I take an observational view of how our present circumstances govern our behaviour individually and in crowds. Adhering to the rules of candid street photography, I often ‘build’ shots by waiting for satisfactory outcomes in real time. Extensively, I’ve used photographic layering to make a comment about aspects of human behaviour in cities. It’s a particular technique I’ve chosen, to make a body of work which, I feel, gives visual expression to the human condition now.

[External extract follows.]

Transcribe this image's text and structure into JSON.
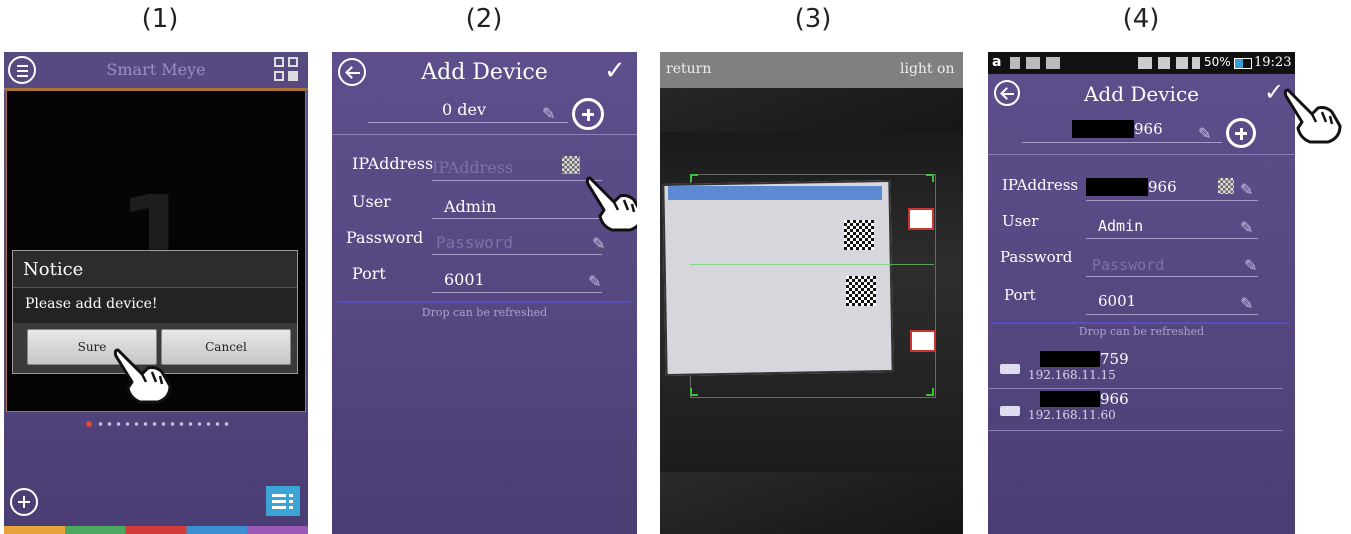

In these photographs, the built environment, static and inanimate, is the stage in which a walking choreography is played out. The humans, who bring the animate, are spatially arranged as though carefully directed. They appear to have been preconditioned to act like automatons or self-absorbed passers-by uncannily acting out parts in mental isolation. I’m looking for rhythm in moving figures and to have them separated visually within plastic space. In a landscape rendered anew by technological change, it’s the spaces between the human inhabitants that are equally likely to control the narrative. Even though I’m working in a real environment, shooting it in this way can give it an unreal look. Perhaps the influence of digital technology on the City is already illustrating the boundary between the real and the virtual world, like Goddard’s Alphaville which, through deft use of real locations, transformed a real city into a science fictional one. The omni-prevalence of digital technology has shifted our sense of what it is to belong to a community. We read, write, hear and see differently because of it. It follows therefore, that I should be documenting the city differently and in the process attempting a different form of street photography.

  • Maggie Lee: Magazine
    Feb 10 – May 20, 2024
    Kunsthalle Zürich
    Zürich, Switzerland
    The exhibition Magazine was born out of the artist’s long-held desire to publish her own magazine – a very personal magazine that would nonetheless circulate further than just her own circle of friends. Maggie Lee’s passion for this medium of distribution was inspired by her work in copy stores, and above all by creating zines since her teenage years in New Jersey. There is a special appeal to the creative self-realisation in self-publishing (more…)
  • Adraint Khadafhi Bereal: The Black Yearbook
    Publication
    4 Color Books / Penguin Random House
    International
    When photographer Adraint Bereal graduated from the University of Texas, he self-published an impressive volume of portraits, personal statements, and interviews that explored UT’s campus culture and offered an intimate look at the lives of Black students matriculating within a majority white space. Bereal’s work was inspired by his first photo exhibition at the George Washington Carver Museum in Austin, entitled 1.7, that unearthed the experiences of the 925 Black men that made up just 1.7% of UT’s total 52,000 student body. (more…)